Age Child Support Ends
Age Child Support Ends
In Georgia, child support payments generally stop when the minor child for whom support is being provided turns 18 years of age. However, Georgia law permits for child support payments to terminate when a child turns 18 or graduates from secondary school, whichever occurs later. Child support shall not be required after the child reaches the age of 20, even if they have not completed high school. According to Georgia law, court ordered child support may end when one of the below circumstances occurs.
Child Support Ends Upon:
Legal Custody Change
Up to The Age of 20
Passing of the Child
Passing of the Obligated Parent
Passing of Legal Custodian
Upon the marriage of the child.
Upon the emancipation of the child when the child become self supporting. However, child support does not terminate automatically upon these happenings. Termination of child support when the child becomes emancipated or self-supporting must be specifically provided for in the decree.

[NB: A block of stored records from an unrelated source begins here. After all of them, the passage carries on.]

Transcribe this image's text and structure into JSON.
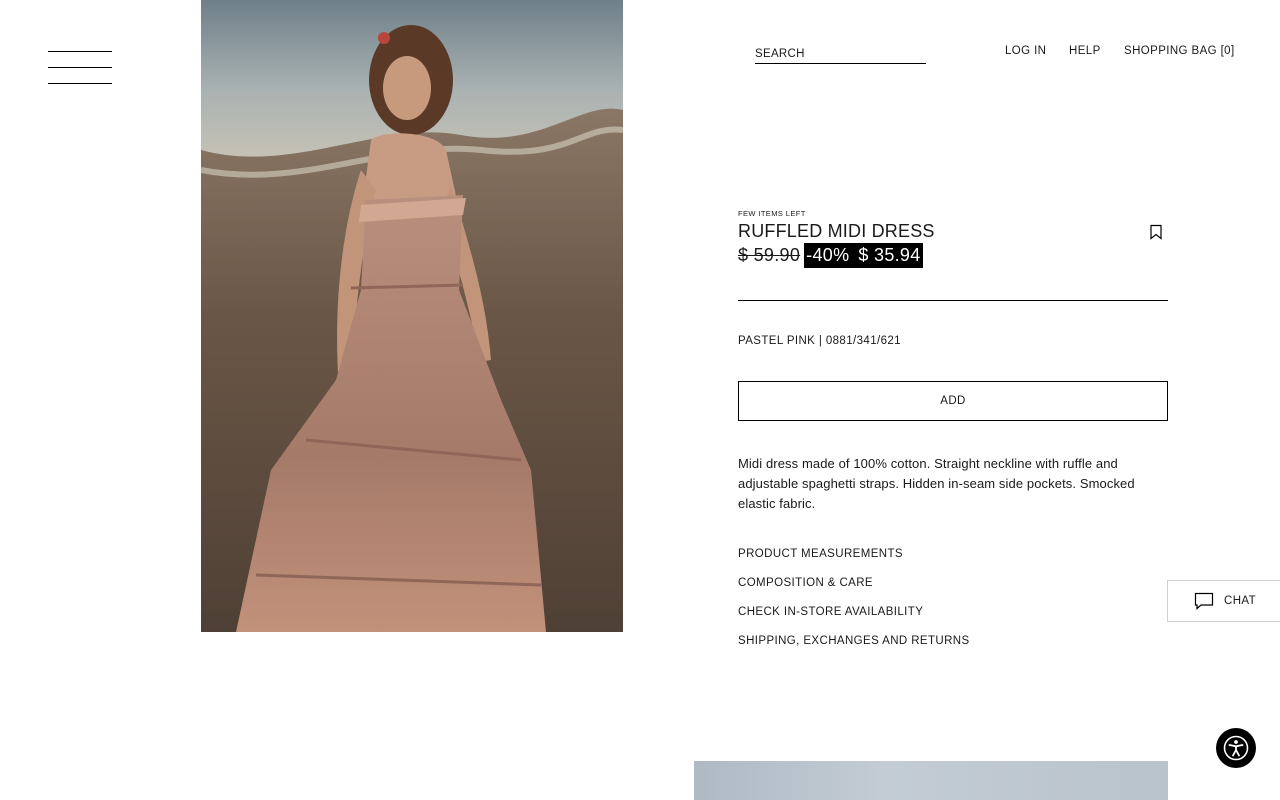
{
  "header": {
    "search_placeholder": "SEARCH",
    "login_label": "LOG IN",
    "help_label": "HELP",
    "bag_label": "SHOPPING BAG [0]"
  },
  "product": {
    "stock_note": "FEW ITEMS LEFT",
    "title": "RUFFLED MIDI DRESS",
    "old_price": "$ 59.90",
    "discount": "-40%",
    "sale_price": "$ 35.94",
    "color_ref": "PASTEL PINK | 0881/341/621",
    "add_label": "ADD",
    "description": "Midi dress made of 100% cotton. Straight neckline with ruffle and adjustable spaghetti straps. Hidden in-seam side pockets. Smocked elastic fabric.",
    "info_links": [
      "PRODUCT MEASUREMENTS",
      "COMPOSITION & CARE",
      "CHECK IN-STORE AVAILABILITY",
      "SHIPPING, EXCHANGES AND RETURNS"
    ]
  },
  "chat": {
    "label": "CHAT"
  },
  "icons": {
    "menu": "hamburger-menu-icon",
    "bookmark": "bookmark-icon",
    "chat": "chat-bubble-icon",
    "accessibility": "accessibility-icon"
  },
  "colors": {
    "text": "#1a1a1a",
    "sale_background": "#000000",
    "sale_text": "#ffffff"
  }
}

If the obligated parent acquires legal custody of the child.
Child support ends upon the child reaching 18, unless there is a provision that child support should continue through the child's secondary school education up to age 20. The parent's may, by agreement, provide that the child support continue for a longer period. However, without the parent's consent, neither a court nor a jury can require that a parent support a child beyond age 18, except a court or jury may provide that child support continue until age 20 if the child is still enrolled in secondary school.
Upon the death of the minor child.
Upon the death of the obligated parent (the parent making the payments).
Upon the death of the parent who is the legal custodian of the child (the parent collecting support payments).
As is otherwise mandated by the court's final decree.
Agreements for Child Support Payments Past the Age of 20
Disagreements occasionally arise when one parent wishes for child support to continue past the age of 18 or graduation from secondary school. Although a court may not order a parent to support a child past his or her 20th birthday without the parents' consent, the court may incorporate an agreement between the parties to pay for college, or otherwise support an adult child, in the court's Final Order. The court will only incorporate an agreement of the parties if the court finds the agreement in the best interest of the child and equitable under the circumstances of the specific case. Since a court's determination on the matter may prove unsatisfactory to both parents, it is advisable for parents to reach a mutually acceptable agreement, rather than ask the judge to decide.